(Beginning of DATASET CONTENT)

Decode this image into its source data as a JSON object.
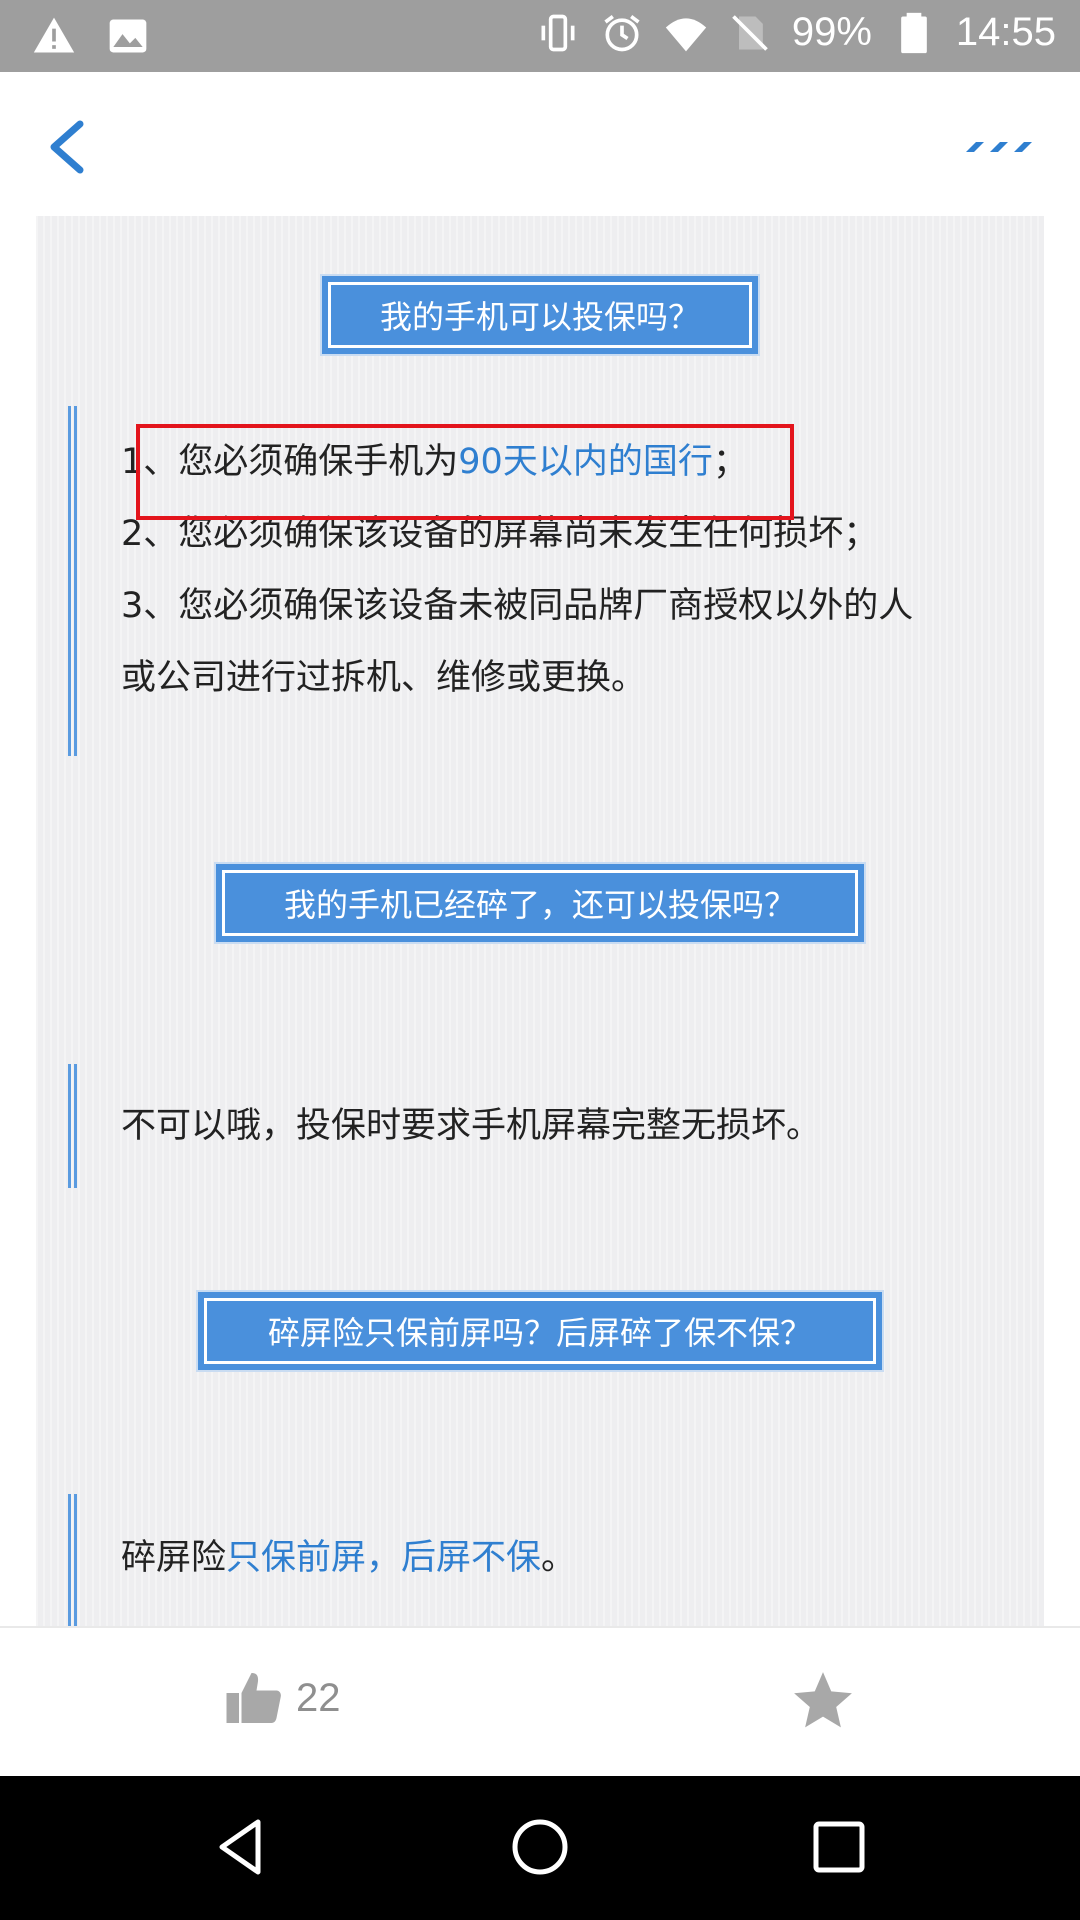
{
  "status_bar": {
    "battery": "99%",
    "time": "14:55",
    "icons": [
      "warning-icon",
      "image-icon",
      "vibrate-icon",
      "alarm-icon",
      "wifi-icon",
      "no-sim-icon",
      "battery-icon"
    ]
  },
  "header": {
    "back_icon": "chevron-left-icon",
    "more_icon": "more-dots-icon",
    "accent": "#2f7fd0"
  },
  "sections": [
    {
      "question": "我的手机可以投保吗？",
      "answer_lines": [
        {
          "prefix": "1、您必须确保手机为",
          "highlight": "90天以内的国行",
          "suffix": "；"
        },
        {
          "prefix": "2、您必须确保该设备的屏幕尚未发生任何损坏；",
          "highlight": "",
          "suffix": ""
        },
        {
          "prefix": "3、您必须确保该设备未被同品牌厂商授权以外的人",
          "highlight": "",
          "suffix": ""
        },
        {
          "prefix": "或公司进行过拆机、维修或更换。",
          "highlight": "",
          "suffix": ""
        }
      ]
    },
    {
      "question": "我的手机已经碎了，还可以投保吗？",
      "answer_lines": [
        {
          "prefix": "不可以哦，投保时要求手机屏幕完整无损坏。",
          "highlight": "",
          "suffix": ""
        }
      ]
    },
    {
      "question": "碎屏险只保前屏吗？后屏碎了保不保？",
      "answer_lines": [
        {
          "prefix": "碎屏险",
          "highlight": "只保前屏，后屏不保",
          "suffix": "。"
        }
      ]
    }
  ],
  "action_bar": {
    "like_count": "22",
    "like_icon": "thumbs-up-icon",
    "favorite_icon": "star-icon"
  },
  "nav_bar": {
    "icons": [
      "nav-back-icon",
      "nav-home-icon",
      "nav-recents-icon"
    ]
  },
  "colors": {
    "question_box": "#4a90dc",
    "highlight_text": "#2f7fd0",
    "annotation_border": "#e3141c",
    "status_bar": "#9e9e9e"
  }
}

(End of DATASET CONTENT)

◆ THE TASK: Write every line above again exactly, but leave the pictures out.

◆ RESULT BELOW:
Decode this image into its source data as a JSON object.
{
  "status_bar": {
    "battery": "99%",
    "time": "14:55",
    "icons": [
      "warning-icon",
      "image-icon",
      "vibrate-icon",
      "alarm-icon",
      "wifi-icon",
      "no-sim-icon",
      "battery-icon"
    ]
  },
  "header": {
    "back_icon": "chevron-left-icon",
    "more_icon": "more-dots-icon",
    "accent": "#2f7fd0"
  },
  "sections": [
    {
      "question": "我的手机可以投保吗？",
      "answer_lines": [
        {
          "prefix": "1、您必须确保手机为",
          "highlight": "90天以内的国行",
          "suffix": "；"
        },
        {
          "prefix": "2、您必须确保该设备的屏幕尚未发生任何损坏；",
          "highlight": "",
          "suffix": ""
        },
        {
          "prefix": "3、您必须确保该设备未被同品牌厂商授权以外的人",
          "highlight": "",
          "suffix": ""
        },
        {
          "prefix": "或公司进行过拆机、维修或更换。",
          "highlight": "",
          "suffix": ""
        }
      ]
    },
    {
      "question": "我的手机已经碎了，还可以投保吗？",
      "answer_lines": [
        {
          "prefix": "不可以哦，投保时要求手机屏幕完整无损坏。",
          "highlight": "",
          "suffix": ""
        }
      ]
    },
    {
      "question": "碎屏险只保前屏吗？后屏碎了保不保？",
      "answer_lines": [
        {
          "prefix": "碎屏险",
          "highlight": "只保前屏，后屏不保",
          "suffix": "。"
        }
      ]
    }
  ],
  "action_bar": {
    "like_count": "22",
    "like_icon": "thumbs-up-icon",
    "favorite_icon": "star-icon"
  },
  "nav_bar": {
    "icons": [
      "nav-back-icon",
      "nav-home-icon",
      "nav-recents-icon"
    ]
  },
  "colors": {
    "question_box": "#4a90dc",
    "highlight_text": "#2f7fd0",
    "annotation_border": "#e3141c",
    "status_bar": "#9e9e9e"
  }
}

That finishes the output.